On my Kindle Paperwhite, I don’t get page numbers or percent finished displayed. I can get page numbers if I tap the top of the screen, then tap an icon that appears at the bottom of the screen. As far as I can tell, this is not because of any settings that I might have changed.
I bought the Kindle version in 2017, and the copyright I got is 2010, and it says second edition on the copyright page. I’m not sure this is the latest version. Amazon gives the publication date as November 25, 2014 on their web site.
I have only mentioned a few of the topics covered in the book. It is densely packed with information and requires careful reading, or re-reading. I found it very worthwhile and enjoyable, but I know many of my friends do not want to read history, so it is not for everyone.
My only complaint is that there are many dry sections going into incredible intricacies about councils whose influence seemed overstated, which to me is honestly very uninteresting. I found myself constantly losing focus during these sections, making the whole book take forever for me to read. If councils are your thing, this will be a great volume. However, to me, it seems that a better usage of space may have been given to movements such as the Mormons, Jehovah's Witnesses, or Seventh Day Adventist topics I am earnestly curious in learning about for the sake of witness which had little more than a page (with a few pages on SDA) dedicated to each.
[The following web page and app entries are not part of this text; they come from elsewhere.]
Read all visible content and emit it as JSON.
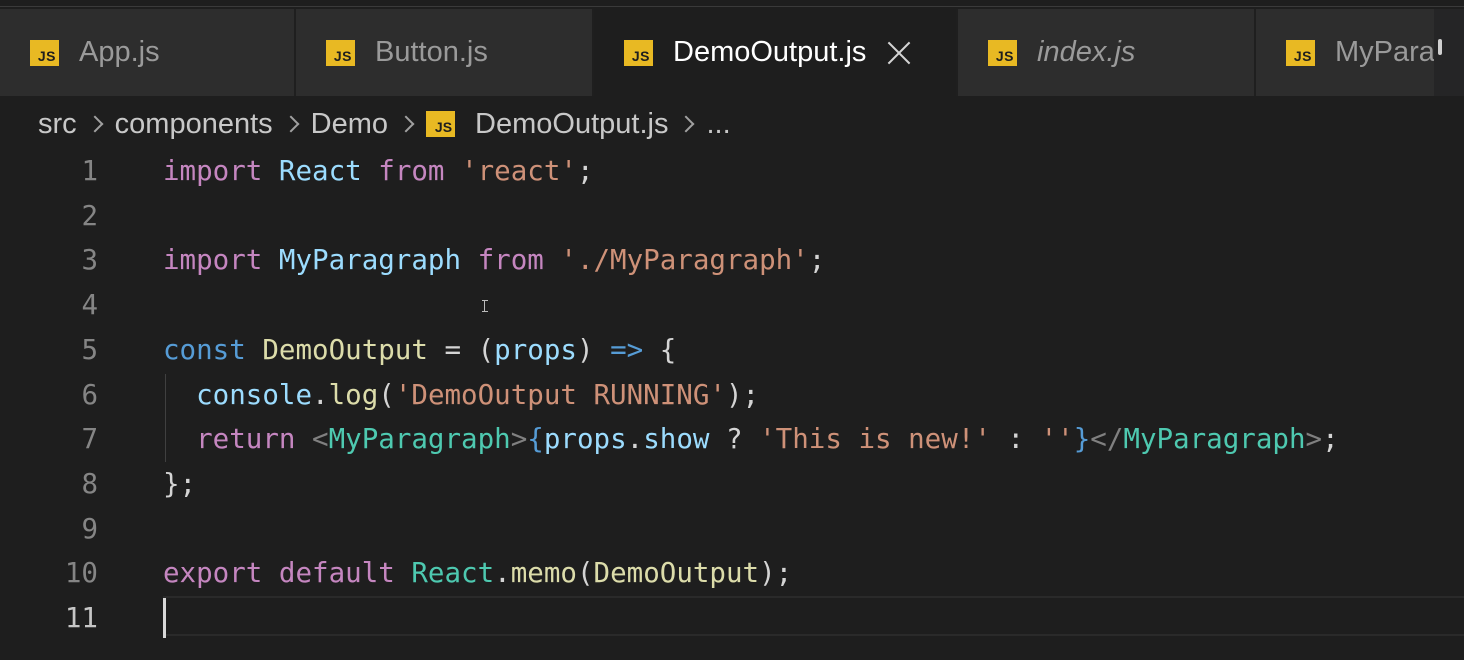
{
  "tabs": [
    {
      "label": "App.js",
      "badge": "JS",
      "active": false
    },
    {
      "label": "Button.js",
      "badge": "JS",
      "active": false
    },
    {
      "label": "DemoOutput.js",
      "badge": "JS",
      "active": true
    },
    {
      "label": "index.js",
      "badge": "JS",
      "active": false
    },
    {
      "label": "MyPara",
      "badge": "JS",
      "active": false
    }
  ],
  "breadcrumb": {
    "items": [
      "src",
      "components",
      "Demo",
      "DemoOutput.js",
      "..."
    ],
    "file_badge": "JS"
  },
  "editor": {
    "line_numbers": [
      "1",
      "2",
      "3",
      "4",
      "5",
      "6",
      "7",
      "8",
      "9",
      "10",
      "11"
    ],
    "current_line": "11",
    "lines": [
      [
        [
          "kw",
          "import"
        ],
        [
          "pun",
          " "
        ],
        [
          "id",
          "React"
        ],
        [
          "pun",
          " "
        ],
        [
          "kw",
          "from"
        ],
        [
          "pun",
          " "
        ],
        [
          "str",
          "'react'"
        ],
        [
          "pun",
          ";"
        ]
      ],
      [],
      [
        [
          "kw",
          "import"
        ],
        [
          "pun",
          " "
        ],
        [
          "id",
          "MyParagraph"
        ],
        [
          "pun",
          " "
        ],
        [
          "kw",
          "from"
        ],
        [
          "pun",
          " "
        ],
        [
          "str",
          "'./MyParagraph'"
        ],
        [
          "pun",
          ";"
        ]
      ],
      [],
      [
        [
          "kw2",
          "const"
        ],
        [
          "pun",
          " "
        ],
        [
          "fn",
          "DemoOutput"
        ],
        [
          "pun",
          " = ("
        ],
        [
          "id",
          "props"
        ],
        [
          "pun",
          ") "
        ],
        [
          "kw2",
          "=>"
        ],
        [
          "pun",
          " {"
        ]
      ],
      [
        [
          "pun",
          "  "
        ],
        [
          "id",
          "console"
        ],
        [
          "pun",
          "."
        ],
        [
          "fn",
          "log"
        ],
        [
          "pun",
          "("
        ],
        [
          "str",
          "'DemoOutput RUNNING'"
        ],
        [
          "pun",
          ");"
        ]
      ],
      [
        [
          "pun",
          "  "
        ],
        [
          "kw",
          "return"
        ],
        [
          "pun",
          " "
        ],
        [
          "tagb",
          "<"
        ],
        [
          "cls",
          "MyParagraph"
        ],
        [
          "tagb",
          ">"
        ],
        [
          "brace",
          "{"
        ],
        [
          "id",
          "props"
        ],
        [
          "pun",
          "."
        ],
        [
          "id",
          "show"
        ],
        [
          "pun",
          " ? "
        ],
        [
          "str",
          "'This is new!'"
        ],
        [
          "pun",
          " : "
        ],
        [
          "str",
          "''"
        ],
        [
          "brace",
          "}"
        ],
        [
          "tagb",
          "</"
        ],
        [
          "cls",
          "MyParagraph"
        ],
        [
          "tagb",
          ">"
        ],
        [
          "pun",
          ";"
        ]
      ],
      [
        [
          "pun",
          "};"
        ]
      ],
      [],
      [
        [
          "kw",
          "export"
        ],
        [
          "pun",
          " "
        ],
        [
          "kw",
          "default"
        ],
        [
          "pun",
          " "
        ],
        [
          "cls",
          "React"
        ],
        [
          "pun",
          "."
        ],
        [
          "fn",
          "memo"
        ],
        [
          "pun",
          "("
        ],
        [
          "fn",
          "DemoOutput"
        ],
        [
          "pun",
          ");"
        ]
      ],
      []
    ]
  },
  "colors": {
    "accent_js": "#e8b923",
    "background": "#1e1e1e"
  }
}
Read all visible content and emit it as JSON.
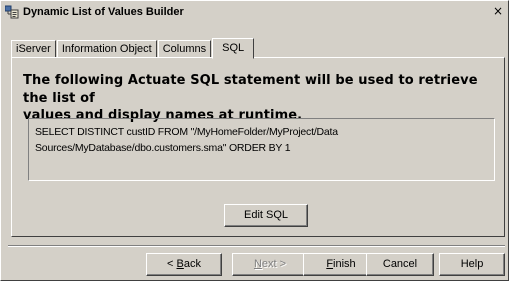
{
  "window": {
    "title": "Dynamic List of Values Builder",
    "close_glyph": "×"
  },
  "tabs": [
    {
      "label": "iServer"
    },
    {
      "label": "Information Object"
    },
    {
      "label": "Columns"
    },
    {
      "label": "SQL"
    }
  ],
  "active_tab": "SQL",
  "panel": {
    "heading_line1": "The following Actuate SQL statement will be used to retrieve the list of",
    "heading_line2": "values and display names at runtime.",
    "sql_line1": "SELECT DISTINCT custID FROM \"/MyHomeFolder/MyProject/Data",
    "sql_line2": "Sources/MyDatabase/dbo.customers.sma\" ORDER BY 1",
    "edit_sql_label": "Edit SQL"
  },
  "footer": {
    "back_prefix": "< ",
    "back_accel": "B",
    "back_rest": "ack",
    "next_accel": "N",
    "next_rest": "ext >",
    "finish_accel": "F",
    "finish_rest": "inish",
    "cancel_label": "Cancel",
    "help_label": "Help"
  },
  "icons": {
    "app": "dialog-app-icon",
    "close": "close-icon"
  }
}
Altogether, however, this was a great volume which perfectly complements the first. Most of my issues with the book were issues of preference. For the most part, this book was very interesting and well-balanced. It will leave you with many good questions about the foundations of your belief and open the door for further study.